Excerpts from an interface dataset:
______

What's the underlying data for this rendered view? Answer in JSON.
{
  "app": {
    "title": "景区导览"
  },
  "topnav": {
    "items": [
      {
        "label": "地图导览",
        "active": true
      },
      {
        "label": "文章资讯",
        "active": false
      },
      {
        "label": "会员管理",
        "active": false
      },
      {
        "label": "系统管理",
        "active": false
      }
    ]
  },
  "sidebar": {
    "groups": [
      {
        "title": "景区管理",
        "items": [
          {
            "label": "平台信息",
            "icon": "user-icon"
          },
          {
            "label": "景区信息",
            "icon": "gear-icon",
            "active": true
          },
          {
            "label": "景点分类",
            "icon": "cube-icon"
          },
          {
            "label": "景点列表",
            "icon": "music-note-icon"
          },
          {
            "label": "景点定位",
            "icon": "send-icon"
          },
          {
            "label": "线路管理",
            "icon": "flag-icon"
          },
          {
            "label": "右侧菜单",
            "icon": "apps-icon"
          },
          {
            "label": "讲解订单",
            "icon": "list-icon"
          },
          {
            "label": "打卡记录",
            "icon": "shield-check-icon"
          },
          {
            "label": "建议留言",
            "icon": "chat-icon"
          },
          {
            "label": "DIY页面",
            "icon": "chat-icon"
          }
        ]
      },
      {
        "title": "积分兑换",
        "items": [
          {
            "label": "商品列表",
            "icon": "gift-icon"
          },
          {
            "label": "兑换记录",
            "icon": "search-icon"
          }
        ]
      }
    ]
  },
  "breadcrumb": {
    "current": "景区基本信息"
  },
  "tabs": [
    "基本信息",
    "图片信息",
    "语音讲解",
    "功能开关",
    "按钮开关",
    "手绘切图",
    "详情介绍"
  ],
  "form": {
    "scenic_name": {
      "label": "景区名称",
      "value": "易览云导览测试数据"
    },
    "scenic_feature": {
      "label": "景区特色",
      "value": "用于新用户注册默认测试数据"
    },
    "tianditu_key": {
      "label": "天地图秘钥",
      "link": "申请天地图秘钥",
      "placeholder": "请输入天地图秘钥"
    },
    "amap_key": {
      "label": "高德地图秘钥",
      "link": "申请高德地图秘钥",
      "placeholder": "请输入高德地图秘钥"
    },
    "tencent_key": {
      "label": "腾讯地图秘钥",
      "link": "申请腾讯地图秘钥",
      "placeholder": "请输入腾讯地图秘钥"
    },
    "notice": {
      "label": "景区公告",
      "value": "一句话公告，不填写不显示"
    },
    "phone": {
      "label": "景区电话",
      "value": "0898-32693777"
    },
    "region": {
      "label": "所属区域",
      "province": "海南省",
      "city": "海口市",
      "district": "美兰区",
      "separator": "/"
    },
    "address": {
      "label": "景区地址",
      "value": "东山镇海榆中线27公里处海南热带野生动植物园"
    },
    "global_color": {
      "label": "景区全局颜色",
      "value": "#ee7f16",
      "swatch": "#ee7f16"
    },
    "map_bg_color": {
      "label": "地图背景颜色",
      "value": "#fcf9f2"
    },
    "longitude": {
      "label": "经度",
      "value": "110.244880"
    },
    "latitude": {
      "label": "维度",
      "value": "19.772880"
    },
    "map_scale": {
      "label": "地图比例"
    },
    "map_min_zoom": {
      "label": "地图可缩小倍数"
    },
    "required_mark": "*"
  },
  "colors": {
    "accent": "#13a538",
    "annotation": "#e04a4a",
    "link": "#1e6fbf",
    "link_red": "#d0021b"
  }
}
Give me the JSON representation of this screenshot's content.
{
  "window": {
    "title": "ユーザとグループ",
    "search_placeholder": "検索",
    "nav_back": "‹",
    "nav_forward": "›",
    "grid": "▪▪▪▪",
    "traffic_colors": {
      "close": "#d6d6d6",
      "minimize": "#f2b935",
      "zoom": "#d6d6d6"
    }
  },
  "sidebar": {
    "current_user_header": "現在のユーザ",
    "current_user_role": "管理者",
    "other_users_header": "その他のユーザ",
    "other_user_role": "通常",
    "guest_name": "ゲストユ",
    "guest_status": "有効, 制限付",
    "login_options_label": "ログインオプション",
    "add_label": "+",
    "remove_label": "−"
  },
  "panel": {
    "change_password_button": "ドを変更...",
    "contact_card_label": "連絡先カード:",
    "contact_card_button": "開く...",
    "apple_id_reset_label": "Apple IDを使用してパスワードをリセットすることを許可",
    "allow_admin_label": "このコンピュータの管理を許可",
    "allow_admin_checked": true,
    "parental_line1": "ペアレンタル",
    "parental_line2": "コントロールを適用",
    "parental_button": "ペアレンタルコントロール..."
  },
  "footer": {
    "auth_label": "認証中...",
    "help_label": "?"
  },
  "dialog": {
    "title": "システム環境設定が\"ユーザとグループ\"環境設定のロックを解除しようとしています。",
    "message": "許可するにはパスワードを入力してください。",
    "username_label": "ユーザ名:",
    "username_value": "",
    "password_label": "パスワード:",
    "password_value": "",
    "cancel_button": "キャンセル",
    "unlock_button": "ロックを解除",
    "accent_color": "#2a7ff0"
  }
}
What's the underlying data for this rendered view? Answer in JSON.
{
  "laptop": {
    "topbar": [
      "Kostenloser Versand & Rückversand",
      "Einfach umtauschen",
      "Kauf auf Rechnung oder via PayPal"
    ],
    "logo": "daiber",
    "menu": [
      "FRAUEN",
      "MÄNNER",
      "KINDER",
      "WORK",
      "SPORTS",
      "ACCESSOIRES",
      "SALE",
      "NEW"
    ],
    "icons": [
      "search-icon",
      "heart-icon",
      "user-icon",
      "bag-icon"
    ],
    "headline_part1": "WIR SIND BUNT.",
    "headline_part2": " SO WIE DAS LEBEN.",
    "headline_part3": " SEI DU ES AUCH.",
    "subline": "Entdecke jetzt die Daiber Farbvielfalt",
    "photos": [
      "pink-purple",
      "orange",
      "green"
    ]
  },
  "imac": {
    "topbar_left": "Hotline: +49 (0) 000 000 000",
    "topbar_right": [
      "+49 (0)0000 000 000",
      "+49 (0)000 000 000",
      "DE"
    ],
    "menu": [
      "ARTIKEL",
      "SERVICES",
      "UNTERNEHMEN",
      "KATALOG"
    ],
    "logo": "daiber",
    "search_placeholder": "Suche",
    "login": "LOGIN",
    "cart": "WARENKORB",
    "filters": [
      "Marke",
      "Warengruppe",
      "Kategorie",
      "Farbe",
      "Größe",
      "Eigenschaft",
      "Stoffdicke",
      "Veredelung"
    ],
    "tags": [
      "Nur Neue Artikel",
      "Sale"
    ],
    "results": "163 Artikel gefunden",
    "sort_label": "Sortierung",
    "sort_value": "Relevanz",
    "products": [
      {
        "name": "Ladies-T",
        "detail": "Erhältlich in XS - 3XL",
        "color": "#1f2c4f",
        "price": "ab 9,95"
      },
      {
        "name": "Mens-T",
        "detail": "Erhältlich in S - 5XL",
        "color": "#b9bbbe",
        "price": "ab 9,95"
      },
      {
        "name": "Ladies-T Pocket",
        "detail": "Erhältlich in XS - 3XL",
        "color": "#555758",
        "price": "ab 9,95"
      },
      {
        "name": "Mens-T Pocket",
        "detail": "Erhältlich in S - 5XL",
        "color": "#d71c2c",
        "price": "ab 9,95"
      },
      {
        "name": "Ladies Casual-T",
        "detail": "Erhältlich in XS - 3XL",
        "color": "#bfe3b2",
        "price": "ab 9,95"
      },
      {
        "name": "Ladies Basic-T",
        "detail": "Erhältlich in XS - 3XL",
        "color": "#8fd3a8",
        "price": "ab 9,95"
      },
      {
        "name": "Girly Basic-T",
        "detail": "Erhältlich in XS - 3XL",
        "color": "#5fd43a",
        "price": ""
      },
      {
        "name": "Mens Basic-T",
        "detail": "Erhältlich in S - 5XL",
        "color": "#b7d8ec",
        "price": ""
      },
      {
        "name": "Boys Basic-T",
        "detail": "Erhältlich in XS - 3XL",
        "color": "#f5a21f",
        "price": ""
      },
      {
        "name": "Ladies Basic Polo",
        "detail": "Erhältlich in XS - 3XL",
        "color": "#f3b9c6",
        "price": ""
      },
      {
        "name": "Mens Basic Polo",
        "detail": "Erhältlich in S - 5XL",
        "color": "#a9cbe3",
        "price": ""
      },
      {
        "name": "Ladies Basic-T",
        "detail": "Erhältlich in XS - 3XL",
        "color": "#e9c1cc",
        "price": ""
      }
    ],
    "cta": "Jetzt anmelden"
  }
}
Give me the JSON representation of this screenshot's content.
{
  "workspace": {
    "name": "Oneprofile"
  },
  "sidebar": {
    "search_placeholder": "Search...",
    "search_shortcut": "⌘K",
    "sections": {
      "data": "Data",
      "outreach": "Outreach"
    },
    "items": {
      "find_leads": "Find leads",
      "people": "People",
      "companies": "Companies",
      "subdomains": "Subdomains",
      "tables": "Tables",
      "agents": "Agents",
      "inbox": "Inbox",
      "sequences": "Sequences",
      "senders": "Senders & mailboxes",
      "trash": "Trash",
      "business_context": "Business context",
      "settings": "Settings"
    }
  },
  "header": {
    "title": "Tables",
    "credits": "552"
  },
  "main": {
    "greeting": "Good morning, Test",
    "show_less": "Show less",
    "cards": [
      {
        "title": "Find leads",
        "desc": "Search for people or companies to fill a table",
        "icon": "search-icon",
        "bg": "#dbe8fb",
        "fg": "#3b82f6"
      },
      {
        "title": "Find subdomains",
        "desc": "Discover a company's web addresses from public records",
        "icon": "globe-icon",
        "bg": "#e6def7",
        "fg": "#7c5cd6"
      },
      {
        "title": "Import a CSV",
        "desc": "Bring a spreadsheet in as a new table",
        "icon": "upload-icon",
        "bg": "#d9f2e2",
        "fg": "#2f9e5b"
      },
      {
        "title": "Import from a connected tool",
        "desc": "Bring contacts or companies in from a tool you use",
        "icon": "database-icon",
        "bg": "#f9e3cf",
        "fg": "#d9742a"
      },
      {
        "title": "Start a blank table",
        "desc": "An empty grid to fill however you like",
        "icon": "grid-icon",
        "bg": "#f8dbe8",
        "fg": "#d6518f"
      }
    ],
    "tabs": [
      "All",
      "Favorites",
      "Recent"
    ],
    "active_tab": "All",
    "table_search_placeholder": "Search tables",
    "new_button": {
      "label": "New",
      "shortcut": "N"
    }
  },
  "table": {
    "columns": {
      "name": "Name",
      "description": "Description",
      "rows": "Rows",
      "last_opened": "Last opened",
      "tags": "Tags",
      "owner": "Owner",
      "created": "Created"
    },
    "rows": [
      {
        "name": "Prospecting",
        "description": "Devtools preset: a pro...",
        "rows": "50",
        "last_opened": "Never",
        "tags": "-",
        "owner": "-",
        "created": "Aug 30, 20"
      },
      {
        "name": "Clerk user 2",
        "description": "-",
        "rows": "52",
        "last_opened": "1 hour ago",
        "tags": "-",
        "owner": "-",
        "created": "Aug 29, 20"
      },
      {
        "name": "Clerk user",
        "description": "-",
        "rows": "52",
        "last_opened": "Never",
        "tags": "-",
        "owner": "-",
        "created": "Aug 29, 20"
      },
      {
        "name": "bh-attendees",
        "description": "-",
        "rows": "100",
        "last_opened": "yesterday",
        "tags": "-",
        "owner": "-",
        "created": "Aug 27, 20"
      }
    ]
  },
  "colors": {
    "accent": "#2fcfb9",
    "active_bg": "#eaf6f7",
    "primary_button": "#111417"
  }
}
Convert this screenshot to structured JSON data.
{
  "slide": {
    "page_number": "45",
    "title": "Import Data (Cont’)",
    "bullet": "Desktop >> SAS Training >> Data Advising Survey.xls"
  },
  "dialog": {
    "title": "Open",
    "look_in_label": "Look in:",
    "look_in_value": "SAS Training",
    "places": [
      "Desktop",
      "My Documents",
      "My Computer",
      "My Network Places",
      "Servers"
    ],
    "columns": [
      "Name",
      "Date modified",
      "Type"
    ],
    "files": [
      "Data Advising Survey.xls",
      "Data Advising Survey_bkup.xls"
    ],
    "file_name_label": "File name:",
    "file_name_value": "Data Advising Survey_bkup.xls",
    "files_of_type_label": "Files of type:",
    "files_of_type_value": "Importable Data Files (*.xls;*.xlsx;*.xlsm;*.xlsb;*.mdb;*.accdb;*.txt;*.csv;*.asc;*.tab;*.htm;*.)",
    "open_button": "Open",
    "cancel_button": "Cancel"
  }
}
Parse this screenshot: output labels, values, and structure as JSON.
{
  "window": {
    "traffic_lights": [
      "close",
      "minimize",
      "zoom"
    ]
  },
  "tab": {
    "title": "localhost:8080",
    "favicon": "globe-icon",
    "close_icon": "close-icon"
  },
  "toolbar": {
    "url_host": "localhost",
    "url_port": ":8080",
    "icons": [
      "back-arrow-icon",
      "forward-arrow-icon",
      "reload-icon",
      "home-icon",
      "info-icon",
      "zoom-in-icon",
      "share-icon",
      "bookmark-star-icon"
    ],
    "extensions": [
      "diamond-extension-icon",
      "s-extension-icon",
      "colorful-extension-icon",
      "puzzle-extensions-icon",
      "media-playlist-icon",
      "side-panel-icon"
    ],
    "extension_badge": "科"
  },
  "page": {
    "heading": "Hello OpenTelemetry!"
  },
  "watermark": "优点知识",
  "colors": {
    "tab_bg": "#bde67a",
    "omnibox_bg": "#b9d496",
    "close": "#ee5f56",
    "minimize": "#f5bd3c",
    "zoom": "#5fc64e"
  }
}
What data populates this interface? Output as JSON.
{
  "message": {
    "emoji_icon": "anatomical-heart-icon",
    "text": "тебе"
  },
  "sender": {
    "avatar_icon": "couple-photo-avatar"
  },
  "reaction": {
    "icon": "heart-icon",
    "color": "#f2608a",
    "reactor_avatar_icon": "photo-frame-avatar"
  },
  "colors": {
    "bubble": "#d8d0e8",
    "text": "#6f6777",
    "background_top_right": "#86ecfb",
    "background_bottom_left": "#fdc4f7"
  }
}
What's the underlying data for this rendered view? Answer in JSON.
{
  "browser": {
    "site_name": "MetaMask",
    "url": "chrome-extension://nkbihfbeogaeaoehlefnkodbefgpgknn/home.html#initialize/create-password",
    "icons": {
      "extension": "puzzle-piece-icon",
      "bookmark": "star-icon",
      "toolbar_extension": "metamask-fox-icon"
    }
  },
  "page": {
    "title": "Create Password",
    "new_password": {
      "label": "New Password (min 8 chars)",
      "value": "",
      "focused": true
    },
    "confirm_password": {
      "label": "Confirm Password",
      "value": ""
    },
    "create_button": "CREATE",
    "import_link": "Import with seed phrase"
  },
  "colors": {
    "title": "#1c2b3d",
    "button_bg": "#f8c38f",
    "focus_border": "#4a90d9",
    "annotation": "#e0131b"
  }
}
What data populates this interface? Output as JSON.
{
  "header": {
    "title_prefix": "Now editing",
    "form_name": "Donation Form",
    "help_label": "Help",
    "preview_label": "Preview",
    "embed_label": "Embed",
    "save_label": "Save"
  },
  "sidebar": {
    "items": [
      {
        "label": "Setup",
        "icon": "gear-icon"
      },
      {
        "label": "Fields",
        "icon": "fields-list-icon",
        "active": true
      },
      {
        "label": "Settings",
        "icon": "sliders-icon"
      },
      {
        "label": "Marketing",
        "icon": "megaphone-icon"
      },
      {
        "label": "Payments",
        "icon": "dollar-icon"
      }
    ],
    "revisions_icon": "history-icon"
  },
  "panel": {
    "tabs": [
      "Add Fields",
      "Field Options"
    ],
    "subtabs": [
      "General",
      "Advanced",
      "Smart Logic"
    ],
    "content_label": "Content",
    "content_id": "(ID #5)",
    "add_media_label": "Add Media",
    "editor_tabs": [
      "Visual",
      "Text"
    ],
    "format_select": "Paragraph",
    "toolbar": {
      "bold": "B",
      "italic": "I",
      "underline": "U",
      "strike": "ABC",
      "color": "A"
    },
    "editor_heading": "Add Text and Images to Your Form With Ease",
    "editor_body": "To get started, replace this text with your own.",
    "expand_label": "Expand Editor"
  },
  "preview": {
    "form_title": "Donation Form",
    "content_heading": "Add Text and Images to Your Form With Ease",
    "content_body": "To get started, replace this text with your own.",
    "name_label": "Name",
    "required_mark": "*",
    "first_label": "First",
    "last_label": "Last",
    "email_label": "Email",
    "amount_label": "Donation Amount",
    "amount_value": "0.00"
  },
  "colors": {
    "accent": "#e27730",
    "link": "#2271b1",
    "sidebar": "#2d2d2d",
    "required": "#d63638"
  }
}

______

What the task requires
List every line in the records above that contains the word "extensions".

Worked solution
    "extensions": [
      "puzzle-extensions-icon",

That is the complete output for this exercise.